Houston police cars were surrounding the land with a roadblock in place to check each of the dignitaries arriving for the invitation-only event. The invitation spelled out, "NO MEDIA ALLOWED."Video is available from Channel 2. The price tag for an unmanned aircraft can be tens of thousands to $1 million each and HPD is hoping to begin law enforcement from the air by June of 2008 with these new aircraft. The Unmanned Aeriel vehicle tested appears to be a Boeing/Insitu ScanEagle which has thousands of hours of service with the military. They can be equiped with both visual and infrared powerful cameras.
HPD Chief Harold Hurtt attended, along with the U.S. Department of Homeland Security and dozens of officers from various police agencies in the Houston area.

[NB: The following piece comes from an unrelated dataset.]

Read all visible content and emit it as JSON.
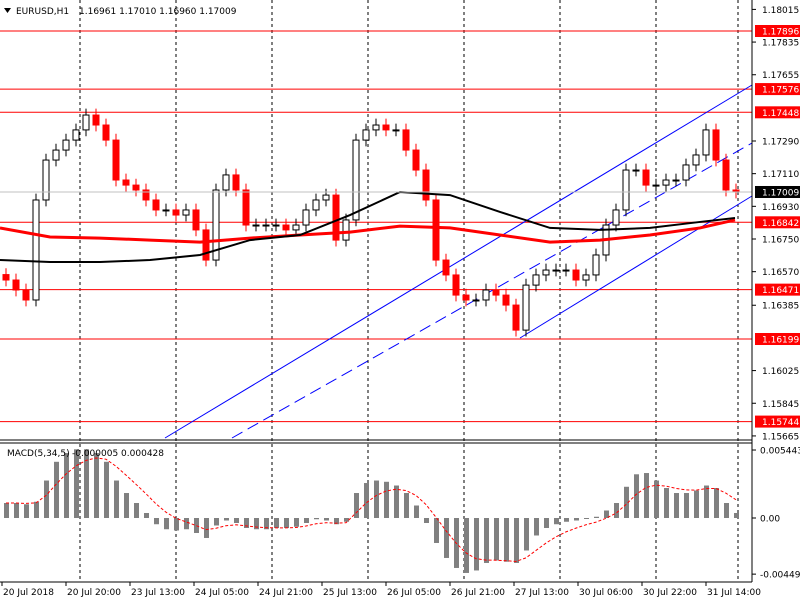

Few of the guests would comment as they left the test site.
News Chopper 2 had a Local 2 Investigates team following the aircraft for more than one hour as it circled overhead. Its wings spanned 10 feet and it circled at an altitude of 1,500 feet. Operators from a private firm called Insitu, Inc. manned remote controls from inside the fleet of black trucks as the guests watched a live feed from the high-powered camera aboard the 40-pound aircraft.
"I wasn't ready to publicize this," Executive Assistant Police Chief Martha Montalvo said. She and other department leaders hastily organized a news conference when they realized Local 2 Investigates had captured the entire event on camera....
Houston police contacted KPRC from the test site, claiming the entire airspace was restricted by the Federal Aviation Administration. Police even threatened action from the FAA if the Local 2 helicopter remained in the area. However, KPRC reported it had already checked with the FAA on numerous occasions and found no flight restrictions around the site, a point conceded by Montalvo.
HPD leaders said they would address privacy and unlawful search questions later.
South Texas College of Law professor Rocky Rhodes, who teaches the constitution and privacy issues, said, "One issue is going to be law enforcement using this and when, by using these drones, are they conducting a search in which they'd need probable cause or a warrant. If the drones are being used to get into private spaces and be able to view where the government cannot otherwise go, and to collect information that would not otherwise be able to collect, that's concerning to me."
Slashdot discussion - "that's a lot of traffic tickets."
Houston Chronicle: This is only a test. I suppose in the event of an actual emergency trust your friendly police.